I have not had the time this summer to catch So You Think You Can Dance but the last few minutes of a show last week had me realizing I should have been. Dancer Paul Karmiryan has a smile that could melt the heart of the coldest of men, and watching him on the dance floor has me searching youtube to see what I had been missing.
The expression of grief, sadness, disappointment. Mental suffering or pain.
As men, we are often forced, or feel the pressure, to remain basic,meat and potatoes and the salt of the earth. We are described as tough, strong and dependable. As far as the expression of emotion, they too are most welcome when they remain basic. For many, these only include happy or angry. We can also be sad, but only briefly and only when we have experienced great loss.
Nuance within any given emotion has traditionally been reserved only for women. Men can feel them, but take a risk to actually express them. The tragedy is that the primary emotions men are allowed to express are not actually real. Happiness really only comes in waves, fleeting moments that don’t really add up to an actual sustained emotion. Anger too rises for a time, and then dissipates. Anger is permitted in men, yet like happiness is not really an emotion one can sustain. Anger is usually the expression of the more nuanced emotion, one we are not supported to unveil. Think of any angry person, and just below the skin, where the nerves lie, is someone sad, lonely, terrified or hurt. Sadly, it is anger that most boys are taught so skillfully how to outwardly appear.
My favorite images of the male form capture shades beyond and below the basic fields of male emotions. Beautiful emotional degree’s that we all experience at one time or another in our lives. Who at one time or another has not felt jealousy, desperation, loneliness, self loathing or desolation. Some of us have had brief moments, others days, others much much longer.
Photographer Ohm Phanphiroj not only captures, but encourages, welcomes and celebrates the sorrow that makes up a life lived. What gives his images such impact is in part how rare it is to observe such moments. Even with our own family, with friends and even our spouses and partners, intimacy can be often masked. Hidden, edited or tempered to meet the comfort levels of those who surround us.
The sorrow and intimacy Ohm captures is interactive, reserved for the safety of the artist and his camera. It is not surprising that so many of Ohm’s images are set in motels. Motel rooms often act as truth serums, settings far from others, far from home. Rooms which permit one to unload and purge, safe that long after you close the door behind you, your secrets will remain there, untold.

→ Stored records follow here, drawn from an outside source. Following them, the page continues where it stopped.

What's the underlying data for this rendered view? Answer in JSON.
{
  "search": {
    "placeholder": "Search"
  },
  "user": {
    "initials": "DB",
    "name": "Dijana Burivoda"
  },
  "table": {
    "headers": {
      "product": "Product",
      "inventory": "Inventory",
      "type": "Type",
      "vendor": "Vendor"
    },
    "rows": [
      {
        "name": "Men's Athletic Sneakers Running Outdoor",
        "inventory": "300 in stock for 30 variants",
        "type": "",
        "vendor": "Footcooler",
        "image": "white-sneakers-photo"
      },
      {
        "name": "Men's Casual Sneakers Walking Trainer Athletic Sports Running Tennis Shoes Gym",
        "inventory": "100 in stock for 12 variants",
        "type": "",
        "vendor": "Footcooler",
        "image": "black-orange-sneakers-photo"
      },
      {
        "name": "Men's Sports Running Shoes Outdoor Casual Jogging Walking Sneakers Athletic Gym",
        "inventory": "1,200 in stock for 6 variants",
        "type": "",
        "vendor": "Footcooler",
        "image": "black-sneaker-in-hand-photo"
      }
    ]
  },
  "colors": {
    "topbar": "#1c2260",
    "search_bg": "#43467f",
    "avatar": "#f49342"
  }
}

Although I love images that tell a story, I am fascinated that Ohm’s images stop before any answers are given. In each of these images, a story is presented, but each has me longing to know more about each of these men, and the experiences and pain that brought them to their present emotional state.
Ohm's images are like a preview for an upcoming motion picture. He tells you enough to draw your attention, peak your curiosity and take you to the edge. The rest of story is left unwritten, the ending, left to the viewer. My bringing up movies is intentional, as it was film making that first brought the Ohm to photography.

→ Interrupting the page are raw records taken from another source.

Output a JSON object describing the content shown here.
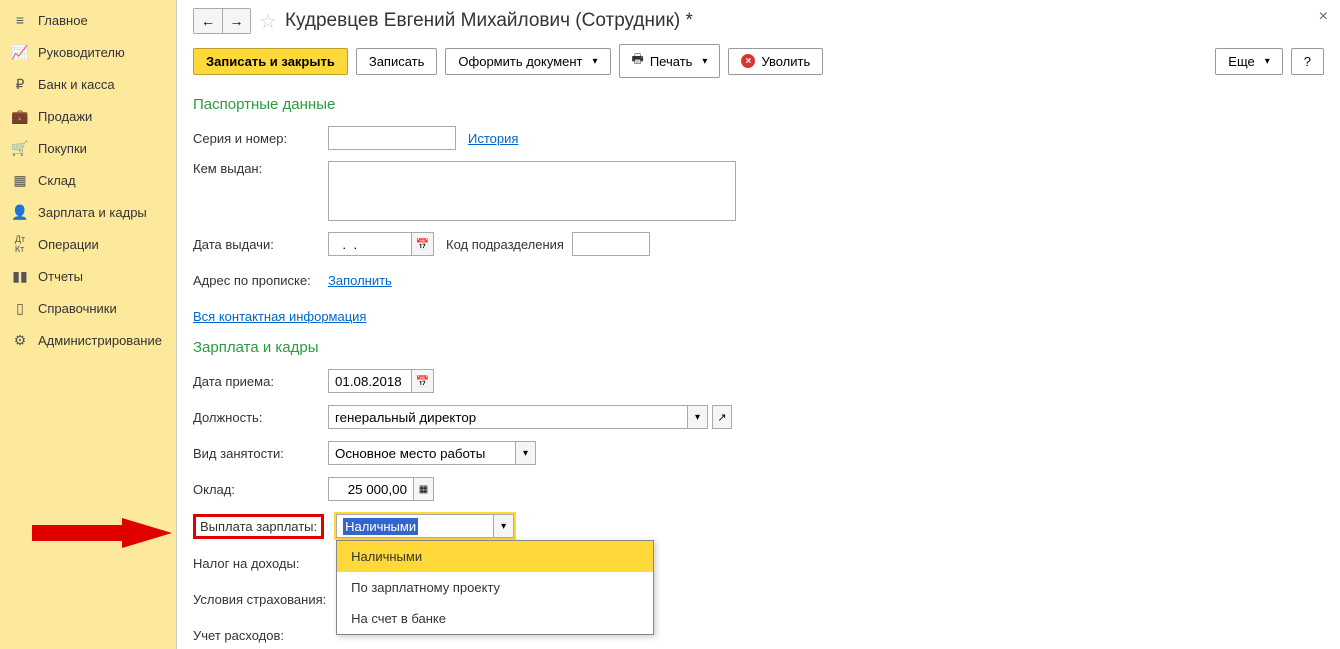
{
  "sidebar": {
    "items": [
      {
        "label": "Главное",
        "icon": "menu"
      },
      {
        "label": "Руководителю",
        "icon": "chart"
      },
      {
        "label": "Банк и касса",
        "icon": "ruble"
      },
      {
        "label": "Продажи",
        "icon": "briefcase"
      },
      {
        "label": "Покупки",
        "icon": "cart"
      },
      {
        "label": "Склад",
        "icon": "boxes"
      },
      {
        "label": "Зарплата и кадры",
        "icon": "person"
      },
      {
        "label": "Операции",
        "icon": "dk"
      },
      {
        "label": "Отчеты",
        "icon": "bars"
      },
      {
        "label": "Справочники",
        "icon": "book"
      },
      {
        "label": "Администрирование",
        "icon": "gear"
      }
    ]
  },
  "header": {
    "title": "Кудревцев Евгений Михайлович (Сотрудник) *"
  },
  "toolbar": {
    "save_close": "Записать и закрыть",
    "save": "Записать",
    "create_doc": "Оформить документ",
    "print": "Печать",
    "fire": "Уволить",
    "more": "Еще",
    "help": "?"
  },
  "sections": {
    "passport": "Паспортные данные",
    "payroll": "Зарплата и кадры"
  },
  "fields": {
    "serial_label": "Серия и номер:",
    "serial_value": "",
    "history_link": "История",
    "issued_by_label": "Кем выдан:",
    "issued_by_value": "",
    "issue_date_label": "Дата выдачи:",
    "issue_date_value": "  .  .    ",
    "dept_code_label": "Код подразделения",
    "dept_code_value": "",
    "reg_addr_label": "Адрес по прописке:",
    "fill_link": "Заполнить",
    "all_contacts_link": "Вся контактная информация",
    "hire_date_label": "Дата приема:",
    "hire_date_value": "01.08.2018",
    "position_label": "Должность:",
    "position_value": "генеральный директор",
    "employment_label": "Вид занятости:",
    "employment_value": "Основное место работы",
    "salary_label": "Оклад:",
    "salary_value": "25 000,00",
    "payout_label": "Выплата зарплаты:",
    "payout_value": "Наличными",
    "tax_label": "Налог на доходы:",
    "insurance_label": "Условия страхования:",
    "expenses_label": "Учет расходов:"
  },
  "dropdown": {
    "items": [
      "Наличными",
      "По зарплатному проекту",
      "На счет в банке"
    ],
    "selected_index": 0
  }
}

It was in 1997, while working on a graduate degree in filmmaking with the Oscar award winning producer, Gary Moss, that Ohm began his professional career as an artist and photographer. Considered an up-and-coming filmmaker after his work in short films, including I Wish You Were in Hell Ohm desired greater artistic control over the final product, something almost impossible to achieve in filmmaking. This desire for greater artistic control drew Ohm to photography, which he found suited his talents more than filmmaking.
'His first series “Strangers in the Night” explored non-verbal communication and nocturnal human behavior. A series of black-and-white images of highly charged nighttime activity, “Strangers in the Night” combined a cinematic style with an invitation to the viewer to explore more intimate aspects of the human psyche and human behavior.'
For me the observed behavior was a beautiful and sensual expression of sorrow or despair, but the specific emotion could be different depending on the experiences of the viewer. I love the above quote as it summed up exactly what drew me to Ohm's work. I didn't just stumble upon it, when first viewing his work, I felt he invited me in. Not completely inside mind you, but to the edge of the open doorway, near, but not in the room. Close enough to feel what was happening, to have a good view, but with enough distance not to interfere or get in the way.
Although 21 year old Brazilian supermodel Muriel Vilela is no longer a teenager, it was his image I found when searching for a male model with braces. I was reminded today, while sitting in the dentist chair, of all the hours I spent as a teen in that chair when I had my own braces. I used to curse my mother for forcing me to get them, cold to the fact they sacrificed to pay for them. Braces used to be the bane of my existence when I was in Jr. High but now that I am older, not hiding my smile, it was all worth it. Muriel is an incredible looking man, but his smile really completes the amazing package.